The elevation change from rim to canyon bottom is 750 feet, however the grade is moderate as the trail was improved in the 40's to accommodate motor vehicles. As I hike down the unbelievably rough and uneven surface of the slickrock, I marvel that any kind of automobile was able to negotiate the ledges, drops, and twists.

The picture below shows the road continuing on the opposite side as it climbs back out of the canyon. When Horseshoe Canyon was added to the Park in the 70's all mining and ranching activity ceased, leaving old roads to live on as foot trails.

Soon the dry streambed at the bottom appears, although the presence of cottonwood trees and other green vegetation reveals water must be nearby, even if it is underground.

When the trail reaches the wash bottom, it turns south following the bed of the canyon. When I visited in early 2010, notices were posted warning of extended periods of difficult hiking in deep sand due to extended drought. While there were stretches where it was an decided effort to trudge across loose and shifting terrain, I did not find it especially arduous.

The weather was very pleasant during my visit, although I can see where in summer high temperatures, lack of water, and little or no shade might make the hike more of an ordeal. Like much of canyon country, spring, fall, and mild winters are the best times to explore the high desert.
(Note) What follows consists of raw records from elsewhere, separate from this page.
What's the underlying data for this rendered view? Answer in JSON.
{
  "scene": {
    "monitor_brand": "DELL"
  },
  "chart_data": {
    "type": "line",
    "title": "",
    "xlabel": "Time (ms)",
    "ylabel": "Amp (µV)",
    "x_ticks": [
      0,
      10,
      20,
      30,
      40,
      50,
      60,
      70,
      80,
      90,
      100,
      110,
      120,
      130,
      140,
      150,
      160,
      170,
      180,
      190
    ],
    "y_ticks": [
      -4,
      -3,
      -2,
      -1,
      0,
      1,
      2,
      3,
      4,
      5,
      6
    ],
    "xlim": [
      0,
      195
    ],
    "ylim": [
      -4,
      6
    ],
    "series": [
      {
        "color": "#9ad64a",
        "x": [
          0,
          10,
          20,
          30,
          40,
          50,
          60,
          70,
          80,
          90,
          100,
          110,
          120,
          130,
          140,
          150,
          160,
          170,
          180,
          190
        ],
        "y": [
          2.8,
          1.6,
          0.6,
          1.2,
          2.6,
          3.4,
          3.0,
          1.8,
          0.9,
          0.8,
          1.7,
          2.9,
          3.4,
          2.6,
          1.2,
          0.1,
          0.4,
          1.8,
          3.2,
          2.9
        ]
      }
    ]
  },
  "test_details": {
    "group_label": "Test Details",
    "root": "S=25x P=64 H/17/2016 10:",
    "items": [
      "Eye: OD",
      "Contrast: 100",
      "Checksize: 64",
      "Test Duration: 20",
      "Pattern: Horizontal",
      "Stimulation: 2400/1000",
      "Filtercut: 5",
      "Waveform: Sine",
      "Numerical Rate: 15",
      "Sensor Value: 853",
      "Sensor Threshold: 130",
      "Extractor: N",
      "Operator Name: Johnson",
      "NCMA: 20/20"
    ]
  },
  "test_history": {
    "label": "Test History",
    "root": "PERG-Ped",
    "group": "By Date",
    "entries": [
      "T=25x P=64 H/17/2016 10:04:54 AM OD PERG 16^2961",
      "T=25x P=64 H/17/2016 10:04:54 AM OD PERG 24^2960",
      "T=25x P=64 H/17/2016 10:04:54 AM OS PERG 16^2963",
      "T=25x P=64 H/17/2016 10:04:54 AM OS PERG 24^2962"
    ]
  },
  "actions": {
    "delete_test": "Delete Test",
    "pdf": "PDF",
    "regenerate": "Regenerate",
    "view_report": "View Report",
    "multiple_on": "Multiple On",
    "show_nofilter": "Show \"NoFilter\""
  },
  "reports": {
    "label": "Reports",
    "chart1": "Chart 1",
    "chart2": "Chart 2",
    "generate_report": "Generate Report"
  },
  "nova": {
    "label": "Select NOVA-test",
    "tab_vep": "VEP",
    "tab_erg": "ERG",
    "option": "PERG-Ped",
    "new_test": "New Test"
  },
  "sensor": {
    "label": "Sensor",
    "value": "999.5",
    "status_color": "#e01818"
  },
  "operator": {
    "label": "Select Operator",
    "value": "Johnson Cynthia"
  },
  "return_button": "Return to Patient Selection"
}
The first panel is located along the east wall, and though not signed there are obvious side trails leading to it. This panel is called "High Gallery".
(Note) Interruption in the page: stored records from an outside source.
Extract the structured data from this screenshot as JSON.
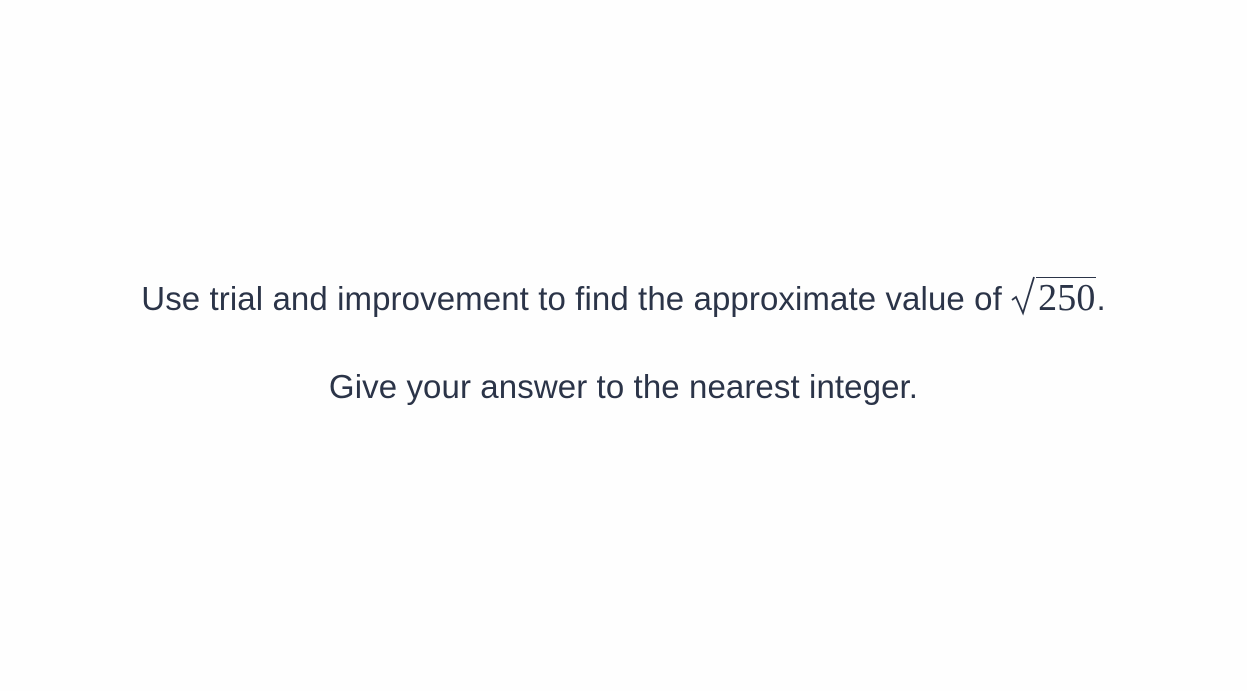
{
  "question": {
    "line1_text": "Use trial and improvement to find the approximate value of ",
    "radicand": "250",
    "line1_end": ".",
    "line2_text": "Give your answer to the nearest integer."
  },
  "colors": {
    "text": "#2b3448",
    "background": "#fefefe"
  },
  "icons": [
    "square-root-symbol"
  ]
}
The Barrier Canyon pictographs are notable for stylized figures like those seen here. Although there are variations and embellishments, the majority of images feature anthropomorphic beings with long torsos and wide shoulders, often with no arms. Paleontologists have theories about the symbology, but no definitive answers to the actual intention of the artists.
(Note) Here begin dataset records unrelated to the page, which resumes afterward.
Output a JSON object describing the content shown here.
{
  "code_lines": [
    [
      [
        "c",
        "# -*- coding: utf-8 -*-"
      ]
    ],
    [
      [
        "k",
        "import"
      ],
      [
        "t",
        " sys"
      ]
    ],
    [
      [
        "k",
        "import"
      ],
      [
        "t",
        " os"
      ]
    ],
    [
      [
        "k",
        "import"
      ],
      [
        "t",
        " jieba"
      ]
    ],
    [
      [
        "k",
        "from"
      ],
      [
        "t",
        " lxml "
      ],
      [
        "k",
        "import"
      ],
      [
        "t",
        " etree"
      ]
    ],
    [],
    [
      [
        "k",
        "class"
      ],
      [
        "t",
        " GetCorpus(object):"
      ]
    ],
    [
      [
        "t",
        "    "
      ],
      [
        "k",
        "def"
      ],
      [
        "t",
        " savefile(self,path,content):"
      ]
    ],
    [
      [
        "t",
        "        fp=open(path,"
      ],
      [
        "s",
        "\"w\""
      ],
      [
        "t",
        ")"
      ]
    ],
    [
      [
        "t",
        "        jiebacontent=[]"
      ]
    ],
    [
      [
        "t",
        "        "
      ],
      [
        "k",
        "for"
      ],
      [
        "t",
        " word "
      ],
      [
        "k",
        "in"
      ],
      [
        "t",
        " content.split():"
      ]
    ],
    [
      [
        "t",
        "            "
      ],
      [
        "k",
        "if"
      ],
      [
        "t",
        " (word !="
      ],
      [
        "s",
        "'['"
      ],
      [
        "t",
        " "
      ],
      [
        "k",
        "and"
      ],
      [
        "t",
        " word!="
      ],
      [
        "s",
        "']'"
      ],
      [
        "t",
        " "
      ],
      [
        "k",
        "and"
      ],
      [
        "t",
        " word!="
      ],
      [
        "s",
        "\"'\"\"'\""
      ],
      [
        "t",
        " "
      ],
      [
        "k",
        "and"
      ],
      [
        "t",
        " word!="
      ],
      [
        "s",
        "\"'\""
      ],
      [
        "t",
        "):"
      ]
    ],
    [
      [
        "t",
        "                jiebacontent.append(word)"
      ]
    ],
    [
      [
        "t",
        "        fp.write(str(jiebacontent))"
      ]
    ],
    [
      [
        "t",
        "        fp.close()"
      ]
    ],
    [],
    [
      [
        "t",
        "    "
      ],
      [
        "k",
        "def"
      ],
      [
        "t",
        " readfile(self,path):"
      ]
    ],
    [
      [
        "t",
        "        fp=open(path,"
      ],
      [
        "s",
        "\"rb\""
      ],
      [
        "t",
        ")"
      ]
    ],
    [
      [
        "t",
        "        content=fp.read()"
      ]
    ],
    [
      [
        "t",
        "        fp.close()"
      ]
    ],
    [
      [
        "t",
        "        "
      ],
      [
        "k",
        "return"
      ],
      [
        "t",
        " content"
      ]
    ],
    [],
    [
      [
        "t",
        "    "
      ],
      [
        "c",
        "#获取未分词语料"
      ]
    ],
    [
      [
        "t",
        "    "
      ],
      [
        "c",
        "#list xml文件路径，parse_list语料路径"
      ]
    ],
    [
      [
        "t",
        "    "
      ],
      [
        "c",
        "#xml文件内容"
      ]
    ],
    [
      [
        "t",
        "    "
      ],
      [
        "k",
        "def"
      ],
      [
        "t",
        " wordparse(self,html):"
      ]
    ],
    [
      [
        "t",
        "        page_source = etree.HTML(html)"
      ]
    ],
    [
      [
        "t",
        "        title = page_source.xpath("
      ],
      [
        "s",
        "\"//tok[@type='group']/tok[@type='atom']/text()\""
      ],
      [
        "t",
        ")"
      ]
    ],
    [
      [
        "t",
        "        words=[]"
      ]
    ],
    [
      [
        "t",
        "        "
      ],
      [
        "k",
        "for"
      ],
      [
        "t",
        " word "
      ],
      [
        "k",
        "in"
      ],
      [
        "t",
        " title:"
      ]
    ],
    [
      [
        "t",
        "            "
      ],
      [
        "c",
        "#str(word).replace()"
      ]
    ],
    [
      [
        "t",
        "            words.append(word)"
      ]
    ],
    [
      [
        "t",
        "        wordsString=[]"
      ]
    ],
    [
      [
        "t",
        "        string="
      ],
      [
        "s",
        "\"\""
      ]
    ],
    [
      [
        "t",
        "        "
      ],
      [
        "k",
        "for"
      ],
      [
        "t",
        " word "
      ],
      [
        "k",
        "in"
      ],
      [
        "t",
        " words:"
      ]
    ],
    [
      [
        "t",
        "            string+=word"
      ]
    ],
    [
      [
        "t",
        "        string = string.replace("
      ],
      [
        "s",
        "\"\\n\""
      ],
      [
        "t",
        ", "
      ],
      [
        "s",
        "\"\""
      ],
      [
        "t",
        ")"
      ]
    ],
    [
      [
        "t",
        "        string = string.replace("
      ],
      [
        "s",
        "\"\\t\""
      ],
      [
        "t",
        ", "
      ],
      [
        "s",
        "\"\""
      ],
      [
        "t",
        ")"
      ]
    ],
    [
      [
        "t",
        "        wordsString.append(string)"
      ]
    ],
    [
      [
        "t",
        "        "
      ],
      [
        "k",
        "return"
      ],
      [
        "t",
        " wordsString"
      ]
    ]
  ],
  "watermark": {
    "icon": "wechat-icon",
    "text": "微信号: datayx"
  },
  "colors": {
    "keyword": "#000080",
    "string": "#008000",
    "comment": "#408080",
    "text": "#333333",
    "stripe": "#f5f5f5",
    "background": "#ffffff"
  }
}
Continuing down canyon, there are a variety of beautiful scenes as sheer walls of sandstone painted with desert varnish in stark patterns are framed by vibrant green spring leaves and soaring vaults of blue sky.

The next panel has some of the most striking images of all, barring the Great Gallery. Here are a variety of human and animal shapes including one called the "curly tailed canine". To my eye, it actually looks more like a cat, but I don't believe prehistoric people were in the habit of keeping mountain lions as pets.

Some of the figures depicted here are so bizarre it's easy to see how some people might conclude that early cultures were visited by extra-terrestrials, but I think the human imagination is fertile enough to conjure up outlandish beings without a celestial influence.

The third panel is located deep in an alcove, and is called appropriately enough Alcove Gallery. The pictographs found here have suffered more than others from the elements, and also from ignorant visitors who in their thoughtlessness have added meaningless graffiti. Even so, there are some interesting figures to be seen.

Once again the trek resumes down canyon, and vigilant hikers may spot evidence in the wash bed of another ancient inhabitant of the area.

The last panel is the grand-daddy of the four. Known as the Great Gallery, the figures found here approach life size proportions, and the pictographs stretch across a wide tapestry of sandstone.

Perhaps the most widely photographed figure of all the images found here is the Great Ghost. This somewhat supernatural looking being is clearly an important figure, but what does it signify?

There are many other interesting pictographs, and one petroglyph of what appears to be bighorn sheep.

Modern humans have no reference or context to understand what life was like for the earliest inhabitants. Even so, I believe the surroundings must have inspired those people the same way it makes me feel today. Soaring cliff walls, blue sky checkered with white clouds, and stillness broken only by the rustle of leaves in a gentle breeze or the drip of water from a canyon seep all combine to leave me with reverence and awe for the world.

At times like these, I can sense the presence of mystery and feel the forces that shaped how early peoples might have seen their home.

No comments:

Post a Comment